  • More Volume - The default maximum volume is OK, but could be a bit more.  This might be helpful with some clipping diode configs that drop the volume more than others.  The increased volume settings may come with a bit more distortion.
  • Components - We use metal film resistors and a selection of capacitors that provide good tone and low noise. 

 

Front Panel

  • Level
  • Tone
  • Distortion
  • (optional) Smooth Switch
  • (optional) Soft Clipping Switch
  • (optional) Hard Clipping Switch

 

Rear Panel

  • Audio In
  • Audio Out
  • On/Off Footswitch
  • On/Off Override
  • DC Power
  • DC Power LED

 

Module Width

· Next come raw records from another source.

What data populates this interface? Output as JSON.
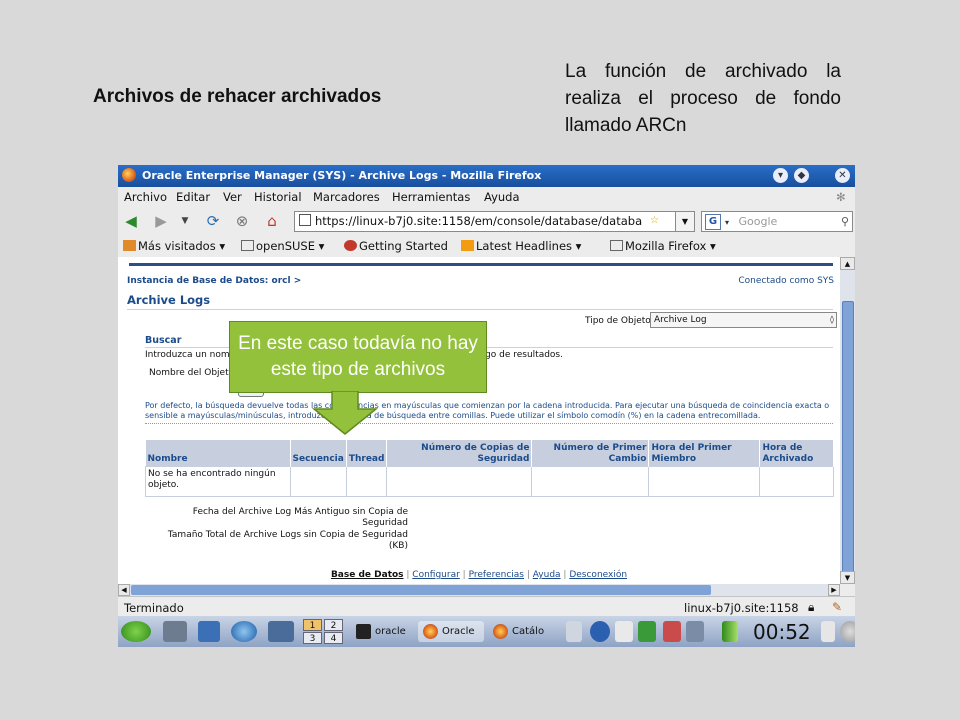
{
  "slide": {
    "title": "Archivos de rehacer archivados",
    "note": "La función de archivado la realiza el proceso de fondo llamado ARCn"
  },
  "callout": {
    "text": "En este caso todavía no hay este tipo de archivos",
    "color": "#94c13c"
  },
  "window": {
    "title": "Oracle Enterprise Manager (SYS) - Archive Logs - Mozilla Firefox",
    "buttons": [
      "minimize-icon",
      "maximize-icon",
      "close-icon"
    ]
  },
  "menu": [
    "Archivo",
    "Editar",
    "Ver",
    "Historial",
    "Marcadores",
    "Herramientas",
    "Ayuda"
  ],
  "nav": {
    "url": "https://linux-b7j0.site:1158/em/console/database/databa",
    "search_placeholder": "Google"
  },
  "bookmarks": [
    "Más visitados ▾",
    "openSUSE ▾",
    "Getting Started",
    "Latest Headlines ▾",
    "Mozilla Firefox ▾"
  ],
  "page": {
    "breadcrumb": "Instancia de Base de Datos: orcl  >",
    "connected": "Conectado como SYS",
    "heading": "Archive Logs",
    "object_type_label": "Tipo de Objeto",
    "object_type_value": "Archive Log",
    "search_heading": "Buscar",
    "intro_left": "Introduzca un nom",
    "intro_right": "rego de resultados.",
    "name_label": "Nombre del Objet",
    "hint": "Por defecto, la búsqueda devuelve todas las coincidencias en mayúsculas que comienzan por la cadena introducida. Para ejecutar una búsqueda de coincidencia exacta o sensible a mayúsculas/minúsculas, introduzca la cadena de búsqueda entre comillas. Puede utilizar el símbolo comodín (%) en la cadena entrecomillada.",
    "table": {
      "headers": [
        "Nombre",
        "Secuencia",
        "Thread",
        "Número de Copias de Seguridad",
        "Número de Primer Cambio",
        "Hora del Primer Miembro",
        "Hora de Archivado"
      ],
      "empty": "No se ha encontrado ningún objeto."
    },
    "summary_oldest": "Fecha del Archive Log Más Antiguo sin Copia de Seguridad",
    "summary_size": "Tamaño Total de Archive Logs sin Copia de Seguridad (KB)",
    "footer": {
      "current": "Base de Datos",
      "links": [
        "Configurar",
        "Preferencias",
        "Ayuda",
        "Desconexión"
      ]
    }
  },
  "status": {
    "left": "Terminado",
    "right": "linux-b7j0.site:1158"
  },
  "taskbar": {
    "pager": [
      "1",
      "2",
      "3",
      "4"
    ],
    "tasks": [
      "oracle",
      "Oracle",
      "Catálo"
    ],
    "clock": "00:52"
  }
}
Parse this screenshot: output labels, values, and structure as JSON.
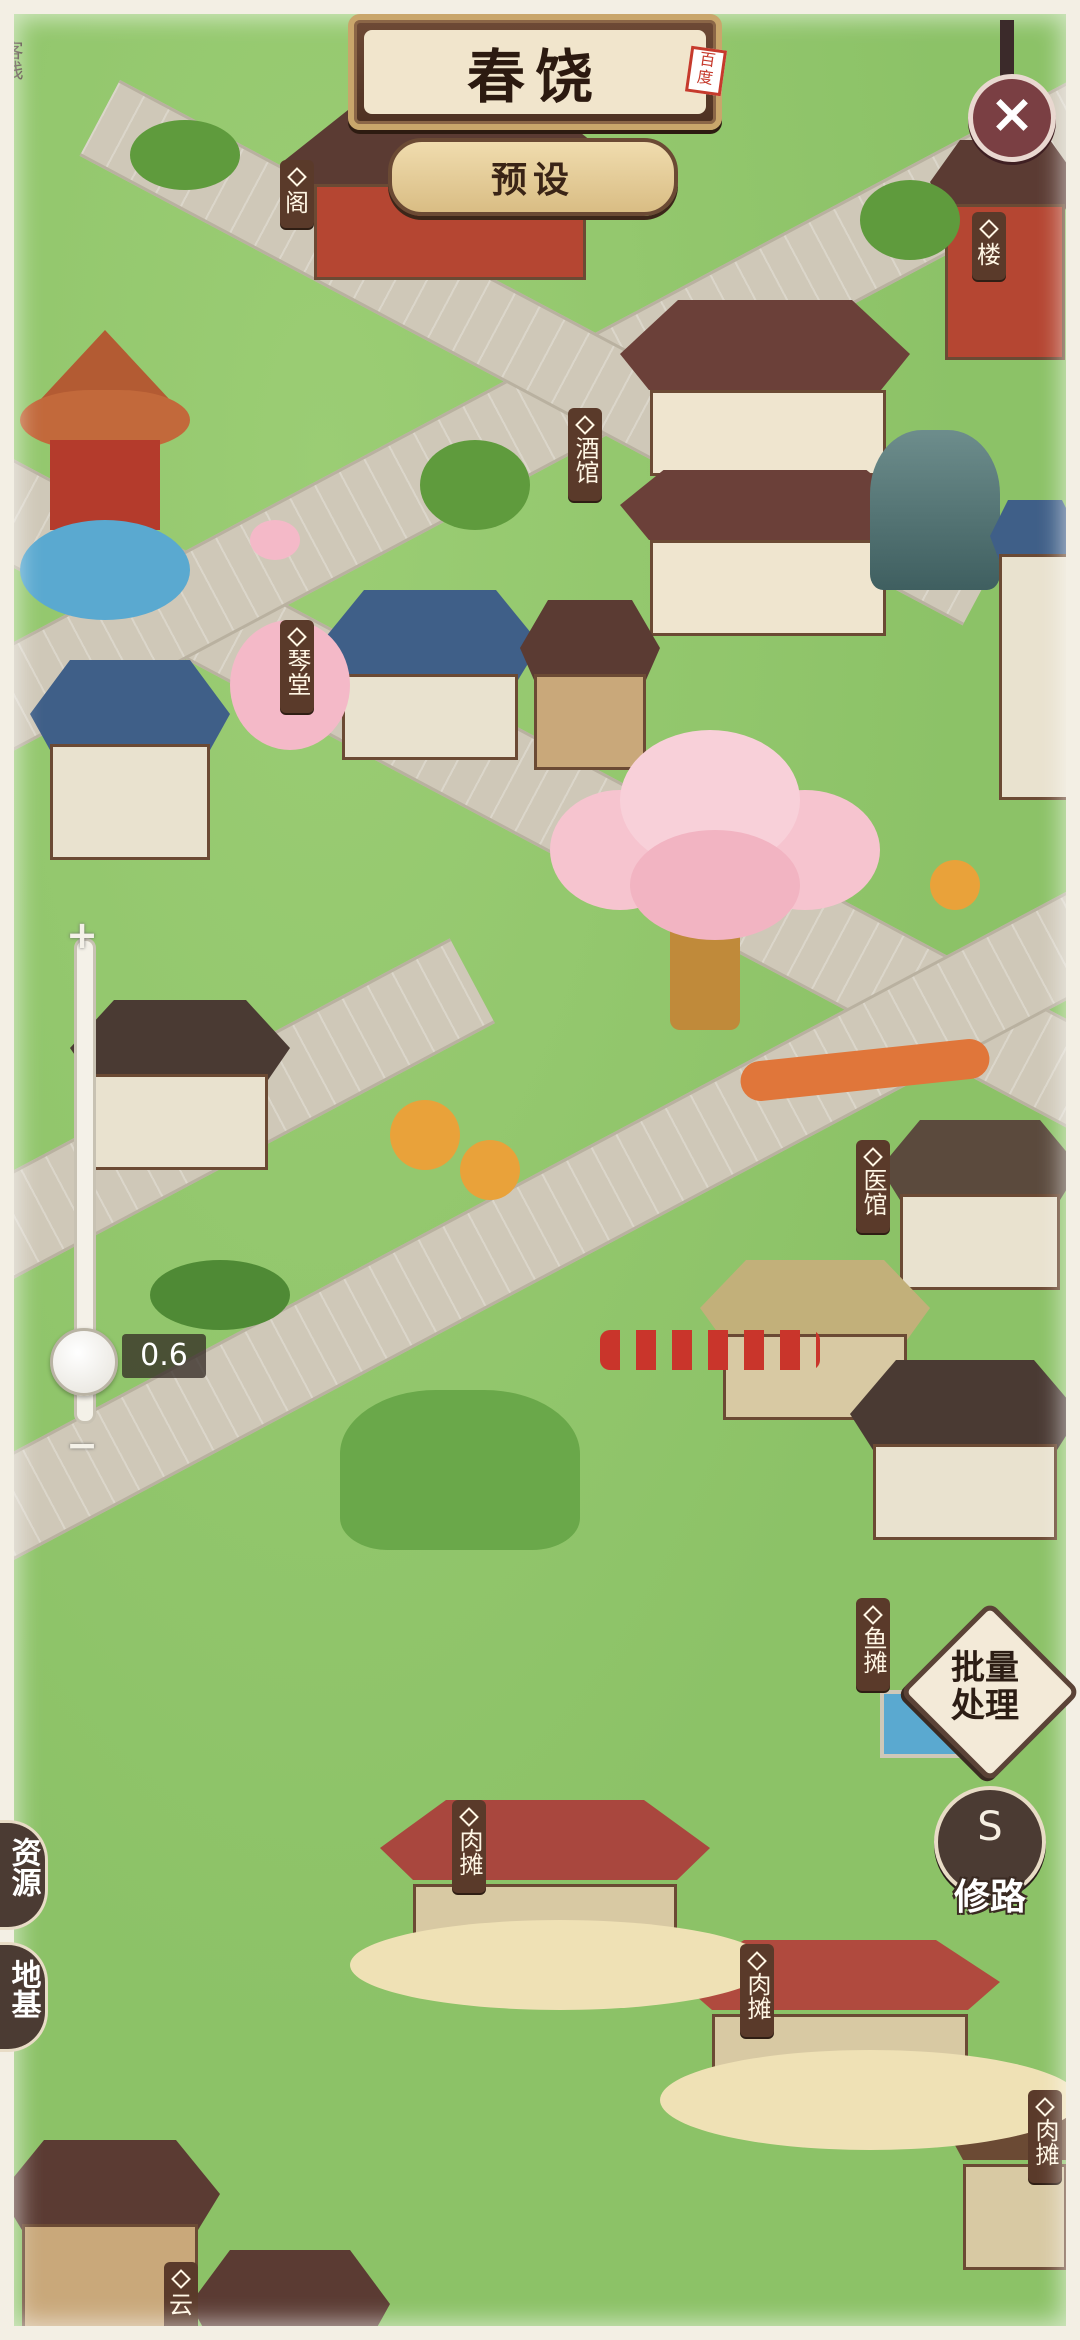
{
  "header": {
    "title": "春饶",
    "seal_text": "百度",
    "preset_label": "预设",
    "close_symbol": "×"
  },
  "zoom": {
    "plus_symbol": "+",
    "minus_symbol": "−",
    "value": "0.6",
    "level": 0.08
  },
  "actions": {
    "batch_label_top": "批量",
    "batch_label_bottom": "处理",
    "repair_road_label": "修路"
  },
  "left_tabs": [
    {
      "label": "资源"
    },
    {
      "label": "地基"
    }
  ],
  "map_labels": [
    {
      "text": "阁"
    },
    {
      "text": "楼"
    },
    {
      "text": "酒馆"
    },
    {
      "text": "琴堂"
    },
    {
      "text": "医馆"
    },
    {
      "text": "鱼摊"
    },
    {
      "text": "肉摊"
    },
    {
      "text": "肉摊"
    },
    {
      "text": "肉摊"
    },
    {
      "text": "云"
    }
  ],
  "corner_labels": {
    "top_left": "客栈"
  },
  "colors": {
    "grass": "#8cc267",
    "road": "#cfc8b8",
    "plaque": "#5a3a2a",
    "cherry_blossom": "#f4b9c8"
  }
}
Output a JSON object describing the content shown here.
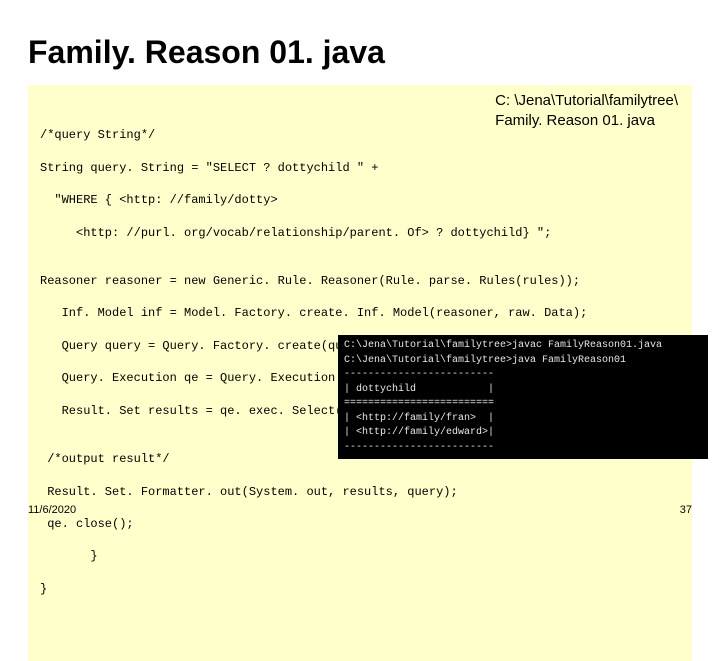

  • 1.5" standard
  • 2.0" with options
  • 2" left wing available for (3-4) control configurations
  • 1.5" right wing available for (3-4) control configurations

 

Power Consumption (aprox)

38 - 42mA

 

Base Configurations

Part # Description List Price
MOD-ODII D-II module $199

 

Options

Part # Description List Price
MOPT-ODII-OPA Custom Op Amps $0 - TBD
MOPT-ODII-SM Smooth Mod $0
MOPT-ODII-SMSW Smooth Switch $19
MOPT-ODII-HICUT Hi Cut Mod $0
MOPT-ODII-BBST Bass Boost $0
MOPT-ODII-MGN More Gain $0
MOPT-ODII-SCLIP Soft Clipping Switch $19 - TBD
MOPT-ODII-HCLIP Hard Clipping $0 - TBD
MOPT-ODII-HCLIPSW Hard Clipping Switch $19 - TBD
MOPT-ODII-VOL More Volume $0
MOPT-ODII-CC Component Changes $0 - TBD

 

Parts

Part # Description List Price
MPT-ODII-CA Replacement pot, switch, jack, LED cable assembly $19
MPT-ODII-KNB Replacement control knob $2
MPT-ODII-PB Replacement power board $29
MPT-ODII-SB Replacement switching board $29